Data for review —
========

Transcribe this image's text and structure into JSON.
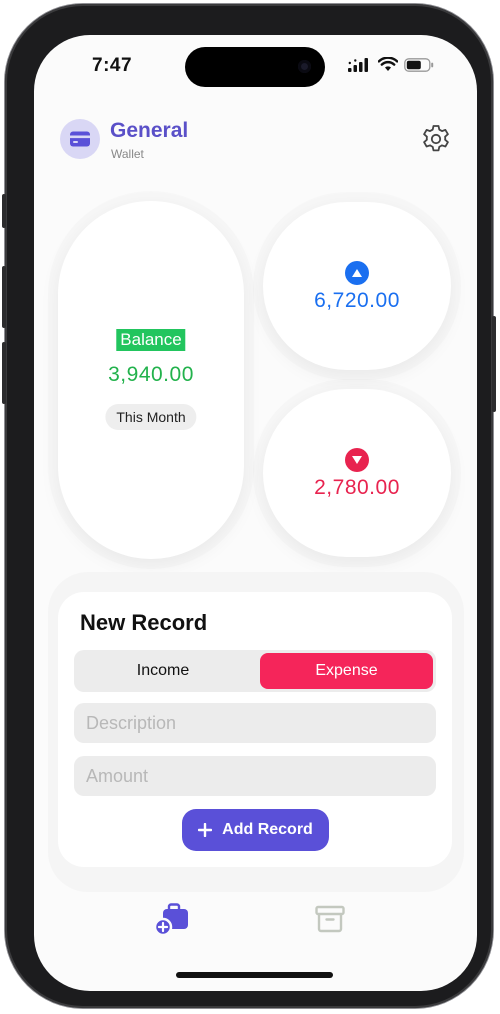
{
  "status_bar": {
    "time": "7:47"
  },
  "header": {
    "title": "General",
    "subtitle": "Wallet"
  },
  "summary": {
    "balance_label": "Balance",
    "balance_value": "3,940.00",
    "period": "This Month",
    "income_value": "6,720.00",
    "expense_value": "2,780.00"
  },
  "new_record": {
    "title": "New Record",
    "type_options": [
      "Income",
      "Expense"
    ],
    "selected_type": "Expense",
    "description_placeholder": "Description",
    "amount_placeholder": "Amount",
    "submit_label": "Add Record"
  },
  "tab_bar": {
    "items": [
      "add-record-tab",
      "archive-tab"
    ],
    "active": "add-record-tab"
  },
  "colors": {
    "accent": "#5a50d8",
    "income": "#1a6ff0",
    "expense": "#e8234f",
    "balance": "#22c55e"
  }
}
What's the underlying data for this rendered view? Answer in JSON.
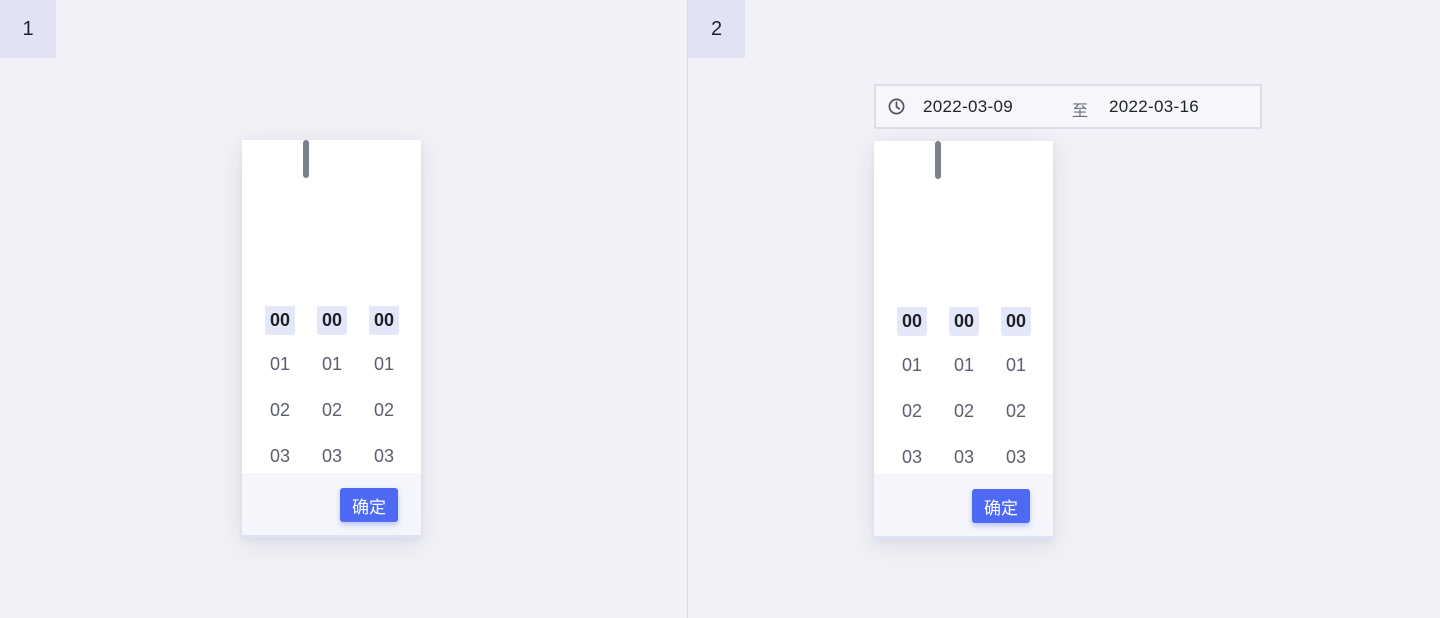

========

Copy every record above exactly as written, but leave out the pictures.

Task output —
Transcribe this image's text and structure into JSON.
{
  "status_bar": {
    "time": "7:47"
  },
  "header": {
    "title": "General",
    "subtitle": "Wallet"
  },
  "summary": {
    "balance_label": "Balance",
    "balance_value": "3,940.00",
    "period": "This Month",
    "income_value": "6,720.00",
    "expense_value": "2,780.00"
  },
  "new_record": {
    "title": "New Record",
    "type_options": [
      "Income",
      "Expense"
    ],
    "selected_type": "Expense",
    "description_placeholder": "Description",
    "amount_placeholder": "Amount",
    "submit_label": "Add Record"
  },
  "tab_bar": {
    "items": [
      "add-record-tab",
      "archive-tab"
    ],
    "active": "add-record-tab"
  },
  "colors": {
    "accent": "#5a50d8",
    "income": "#1a6ff0",
    "expense": "#e8234f",
    "balance": "#22c55e"
  }
}
What's the underlying data for this rendered view? Answer in JSON.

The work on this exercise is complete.